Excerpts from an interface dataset
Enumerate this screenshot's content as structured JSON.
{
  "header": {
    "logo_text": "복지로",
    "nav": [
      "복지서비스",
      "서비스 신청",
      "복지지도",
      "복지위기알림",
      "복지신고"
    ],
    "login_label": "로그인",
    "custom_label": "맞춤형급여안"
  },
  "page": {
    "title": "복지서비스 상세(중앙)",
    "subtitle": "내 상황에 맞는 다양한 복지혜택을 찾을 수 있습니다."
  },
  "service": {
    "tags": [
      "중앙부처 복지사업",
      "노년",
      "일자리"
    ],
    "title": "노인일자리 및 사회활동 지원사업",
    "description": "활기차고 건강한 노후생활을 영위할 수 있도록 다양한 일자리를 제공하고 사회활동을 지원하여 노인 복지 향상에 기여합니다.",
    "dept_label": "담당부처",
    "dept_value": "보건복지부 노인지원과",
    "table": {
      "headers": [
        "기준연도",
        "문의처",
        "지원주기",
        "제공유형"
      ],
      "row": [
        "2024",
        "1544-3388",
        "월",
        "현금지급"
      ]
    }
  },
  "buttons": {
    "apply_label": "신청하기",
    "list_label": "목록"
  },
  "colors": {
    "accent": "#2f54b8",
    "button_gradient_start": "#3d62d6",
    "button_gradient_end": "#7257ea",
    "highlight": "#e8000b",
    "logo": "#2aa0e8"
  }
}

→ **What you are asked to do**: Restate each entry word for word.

→ **Solution below**:
Enumerate this screenshot's content as structured JSON.
{
  "header": {
    "logo_text": "복지로",
    "nav": [
      "복지서비스",
      "서비스 신청",
      "복지지도",
      "복지위기알림",
      "복지신고"
    ],
    "login_label": "로그인",
    "custom_label": "맞춤형급여안"
  },
  "page": {
    "title": "복지서비스 상세(중앙)",
    "subtitle": "내 상황에 맞는 다양한 복지혜택을 찾을 수 있습니다."
  },
  "service": {
    "tags": [
      "중앙부처 복지사업",
      "노년",
      "일자리"
    ],
    "title": "노인일자리 및 사회활동 지원사업",
    "description": "활기차고 건강한 노후생활을 영위할 수 있도록 다양한 일자리를 제공하고 사회활동을 지원하여 노인 복지 향상에 기여합니다.",
    "dept_label": "담당부처",
    "dept_value": "보건복지부 노인지원과",
    "table": {
      "headers": [
        "기준연도",
        "문의처",
        "지원주기",
        "제공유형"
      ],
      "row": [
        "2024",
        "1544-3388",
        "월",
        "현금지급"
      ]
    }
  },
  "buttons": {
    "apply_label": "신청하기",
    "list_label": "목록"
  },
  "colors": {
    "accent": "#2f54b8",
    "button_gradient_start": "#3d62d6",
    "button_gradient_end": "#7257ea",
    "highlight": "#e8000b",
    "logo": "#2aa0e8"
  }
}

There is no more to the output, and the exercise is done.